Extracted records:
++++

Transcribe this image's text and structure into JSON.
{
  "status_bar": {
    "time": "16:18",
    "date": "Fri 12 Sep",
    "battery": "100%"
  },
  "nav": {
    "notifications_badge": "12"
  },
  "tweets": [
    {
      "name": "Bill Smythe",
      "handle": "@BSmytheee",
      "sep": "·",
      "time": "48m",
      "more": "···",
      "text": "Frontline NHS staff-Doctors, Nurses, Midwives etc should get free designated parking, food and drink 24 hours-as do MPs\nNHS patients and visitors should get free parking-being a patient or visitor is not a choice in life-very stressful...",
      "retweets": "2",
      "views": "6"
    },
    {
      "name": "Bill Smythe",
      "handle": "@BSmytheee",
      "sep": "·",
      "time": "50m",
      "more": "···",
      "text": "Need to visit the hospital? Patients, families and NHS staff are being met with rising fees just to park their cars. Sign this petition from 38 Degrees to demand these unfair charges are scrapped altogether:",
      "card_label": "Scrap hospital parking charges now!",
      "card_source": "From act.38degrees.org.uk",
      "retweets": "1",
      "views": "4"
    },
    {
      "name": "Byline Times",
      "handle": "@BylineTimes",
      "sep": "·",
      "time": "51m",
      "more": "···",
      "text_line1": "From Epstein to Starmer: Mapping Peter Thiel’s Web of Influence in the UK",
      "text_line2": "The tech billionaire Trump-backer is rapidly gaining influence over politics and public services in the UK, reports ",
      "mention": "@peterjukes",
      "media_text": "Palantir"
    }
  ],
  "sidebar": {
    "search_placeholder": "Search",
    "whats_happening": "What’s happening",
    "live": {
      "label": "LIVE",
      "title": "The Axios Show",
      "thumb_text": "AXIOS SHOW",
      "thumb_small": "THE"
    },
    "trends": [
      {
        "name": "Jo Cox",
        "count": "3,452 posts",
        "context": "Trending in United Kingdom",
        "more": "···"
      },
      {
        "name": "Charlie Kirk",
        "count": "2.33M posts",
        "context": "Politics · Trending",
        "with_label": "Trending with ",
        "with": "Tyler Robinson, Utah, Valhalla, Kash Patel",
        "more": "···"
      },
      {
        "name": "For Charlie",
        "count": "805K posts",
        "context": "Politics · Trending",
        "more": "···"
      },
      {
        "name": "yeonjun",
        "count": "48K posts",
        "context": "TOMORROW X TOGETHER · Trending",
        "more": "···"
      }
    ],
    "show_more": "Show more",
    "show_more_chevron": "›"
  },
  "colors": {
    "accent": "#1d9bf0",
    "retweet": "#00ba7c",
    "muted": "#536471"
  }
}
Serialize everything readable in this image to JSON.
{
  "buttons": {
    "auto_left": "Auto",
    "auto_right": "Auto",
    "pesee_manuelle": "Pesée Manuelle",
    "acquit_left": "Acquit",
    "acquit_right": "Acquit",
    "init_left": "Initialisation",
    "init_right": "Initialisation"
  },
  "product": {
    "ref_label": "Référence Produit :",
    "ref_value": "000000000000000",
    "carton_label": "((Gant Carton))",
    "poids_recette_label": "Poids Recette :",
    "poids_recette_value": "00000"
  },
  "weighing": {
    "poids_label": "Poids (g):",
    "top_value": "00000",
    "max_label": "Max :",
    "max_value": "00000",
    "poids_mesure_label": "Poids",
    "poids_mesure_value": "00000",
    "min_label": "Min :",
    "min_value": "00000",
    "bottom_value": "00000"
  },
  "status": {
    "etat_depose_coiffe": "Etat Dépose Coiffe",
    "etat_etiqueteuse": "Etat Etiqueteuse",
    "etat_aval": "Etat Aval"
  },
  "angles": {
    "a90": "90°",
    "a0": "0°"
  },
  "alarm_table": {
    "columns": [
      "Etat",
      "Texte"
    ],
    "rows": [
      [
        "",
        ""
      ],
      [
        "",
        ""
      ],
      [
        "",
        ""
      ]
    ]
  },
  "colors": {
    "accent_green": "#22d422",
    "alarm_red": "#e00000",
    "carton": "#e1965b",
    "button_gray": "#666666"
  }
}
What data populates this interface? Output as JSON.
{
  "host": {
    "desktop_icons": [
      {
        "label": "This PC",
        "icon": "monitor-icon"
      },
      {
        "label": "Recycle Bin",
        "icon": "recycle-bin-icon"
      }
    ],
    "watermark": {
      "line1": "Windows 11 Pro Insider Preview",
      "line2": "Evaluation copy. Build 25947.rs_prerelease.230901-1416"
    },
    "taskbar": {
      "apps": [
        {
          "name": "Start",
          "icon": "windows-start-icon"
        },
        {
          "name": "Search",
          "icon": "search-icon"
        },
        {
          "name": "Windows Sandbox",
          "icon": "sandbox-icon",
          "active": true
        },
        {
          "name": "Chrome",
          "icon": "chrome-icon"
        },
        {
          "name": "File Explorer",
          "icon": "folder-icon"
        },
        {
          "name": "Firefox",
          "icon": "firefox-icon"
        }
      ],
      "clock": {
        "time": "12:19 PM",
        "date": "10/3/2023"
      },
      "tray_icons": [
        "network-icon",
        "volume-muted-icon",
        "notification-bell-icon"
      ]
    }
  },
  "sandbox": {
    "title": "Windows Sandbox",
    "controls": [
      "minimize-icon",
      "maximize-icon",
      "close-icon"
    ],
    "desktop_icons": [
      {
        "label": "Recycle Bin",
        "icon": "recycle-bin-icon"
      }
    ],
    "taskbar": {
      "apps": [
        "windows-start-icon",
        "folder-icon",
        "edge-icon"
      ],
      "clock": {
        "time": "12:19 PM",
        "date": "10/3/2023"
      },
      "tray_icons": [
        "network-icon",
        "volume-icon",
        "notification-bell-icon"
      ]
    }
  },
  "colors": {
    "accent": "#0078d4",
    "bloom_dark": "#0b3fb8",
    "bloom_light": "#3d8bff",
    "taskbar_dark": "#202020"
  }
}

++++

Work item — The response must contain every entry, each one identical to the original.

Answer to this exercise —
Transcribe this image's text and structure into JSON.
{
  "status_bar": {
    "time": "16:18",
    "date": "Fri 12 Sep",
    "battery": "100%"
  },
  "nav": {
    "notifications_badge": "12"
  },
  "tweets": [
    {
      "name": "Bill Smythe",
      "handle": "@BSmytheee",
      "sep": "·",
      "time": "48m",
      "more": "···",
      "text": "Frontline NHS staff-Doctors, Nurses, Midwives etc should get free designated parking, food and drink 24 hours-as do MPs\nNHS patients and visitors should get free parking-being a patient or visitor is not a choice in life-very stressful...",
      "retweets": "2",
      "views": "6"
    },
    {
      "name": "Bill Smythe",
      "handle": "@BSmytheee",
      "sep": "·",
      "time": "50m",
      "more": "···",
      "text": "Need to visit the hospital? Patients, families and NHS staff are being met with rising fees just to park their cars. Sign this petition from 38 Degrees to demand these unfair charges are scrapped altogether:",
      "card_label": "Scrap hospital parking charges now!",
      "card_source": "From act.38degrees.org.uk",
      "retweets": "1",
      "views": "4"
    },
    {
      "name": "Byline Times",
      "handle": "@BylineTimes",
      "sep": "·",
      "time": "51m",
      "more": "···",
      "text_line1": "From Epstein to Starmer: Mapping Peter Thiel’s Web of Influence in the UK",
      "text_line2": "The tech billionaire Trump-backer is rapidly gaining influence over politics and public services in the UK, reports ",
      "mention": "@peterjukes",
      "media_text": "Palantir"
    }
  ],
  "sidebar": {
    "search_placeholder": "Search",
    "whats_happening": "What’s happening",
    "live": {
      "label": "LIVE",
      "title": "The Axios Show",
      "thumb_text": "AXIOS SHOW",
      "thumb_small": "THE"
    },
    "trends": [
      {
        "name": "Jo Cox",
        "count": "3,452 posts",
        "context": "Trending in United Kingdom",
        "more": "···"
      },
      {
        "name": "Charlie Kirk",
        "count": "2.33M posts",
        "context": "Politics · Trending",
        "with_label": "Trending with ",
        "with": "Tyler Robinson, Utah, Valhalla, Kash Patel",
        "more": "···"
      },
      {
        "name": "For Charlie",
        "count": "805K posts",
        "context": "Politics · Trending",
        "more": "···"
      },
      {
        "name": "yeonjun",
        "count": "48K posts",
        "context": "TOMORROW X TOGETHER · Trending",
        "more": "···"
      }
    ],
    "show_more": "Show more",
    "show_more_chevron": "›"
  },
  "colors": {
    "accent": "#1d9bf0",
    "retweet": "#00ba7c",
    "muted": "#536471"
  }
}
Serialize everything readable in this image to JSON.
{
  "buttons": {
    "auto_left": "Auto",
    "auto_right": "Auto",
    "pesee_manuelle": "Pesée Manuelle",
    "acquit_left": "Acquit",
    "acquit_right": "Acquit",
    "init_left": "Initialisation",
    "init_right": "Initialisation"
  },
  "product": {
    "ref_label": "Référence Produit :",
    "ref_value": "000000000000000",
    "carton_label": "((Gant Carton))",
    "poids_recette_label": "Poids Recette :",
    "poids_recette_value": "00000"
  },
  "weighing": {
    "poids_label": "Poids (g):",
    "top_value": "00000",
    "max_label": "Max :",
    "max_value": "00000",
    "poids_mesure_label": "Poids",
    "poids_mesure_value": "00000",
    "min_label": "Min :",
    "min_value": "00000",
    "bottom_value": "00000"
  },
  "status": {
    "etat_depose_coiffe": "Etat Dépose Coiffe",
    "etat_etiqueteuse": "Etat Etiqueteuse",
    "etat_aval": "Etat Aval"
  },
  "angles": {
    "a90": "90°",
    "a0": "0°"
  },
  "alarm_table": {
    "columns": [
      "Etat",
      "Texte"
    ],
    "rows": [
      [
        "",
        ""
      ],
      [
        "",
        ""
      ],
      [
        "",
        ""
      ]
    ]
  },
  "colors": {
    "accent_green": "#22d422",
    "alarm_red": "#e00000",
    "carton": "#e1965b",
    "button_gray": "#666666"
  }
}
What data populates this interface? Output as JSON.
{
  "host": {
    "desktop_icons": [
      {
        "label": "This PC",
        "icon": "monitor-icon"
      },
      {
        "label": "Recycle Bin",
        "icon": "recycle-bin-icon"
      }
    ],
    "watermark": {
      "line1": "Windows 11 Pro Insider Preview",
      "line2": "Evaluation copy. Build 25947.rs_prerelease.230901-1416"
    },
    "taskbar": {
      "apps": [
        {
          "name": "Start",
          "icon": "windows-start-icon"
        },
        {
          "name": "Search",
          "icon": "search-icon"
        },
        {
          "name": "Windows Sandbox",
          "icon": "sandbox-icon",
          "active": true
        },
        {
          "name": "Chrome",
          "icon": "chrome-icon"
        },
        {
          "name": "File Explorer",
          "icon": "folder-icon"
        },
        {
          "name": "Firefox",
          "icon": "firefox-icon"
        }
      ],
      "clock": {
        "time": "12:19 PM",
        "date": "10/3/2023"
      },
      "tray_icons": [
        "network-icon",
        "volume-muted-icon",
        "notification-bell-icon"
      ]
    }
  },
  "sandbox": {
    "title": "Windows Sandbox",
    "controls": [
      "minimize-icon",
      "maximize-icon",
      "close-icon"
    ],
    "desktop_icons": [
      {
        "label": "Recycle Bin",
        "icon": "recycle-bin-icon"
      }
    ],
    "taskbar": {
      "apps": [
        "windows-start-icon",
        "folder-icon",
        "edge-icon"
      ],
      "clock": {
        "time": "12:19 PM",
        "date": "10/3/2023"
      },
      "tray_icons": [
        "network-icon",
        "volume-icon",
        "notification-bell-icon"
      ]
    }
  },
  "colors": {
    "accent": "#0078d4",
    "bloom_dark": "#0b3fb8",
    "bloom_light": "#3d8bff",
    "taskbar_dark": "#202020"
  }
}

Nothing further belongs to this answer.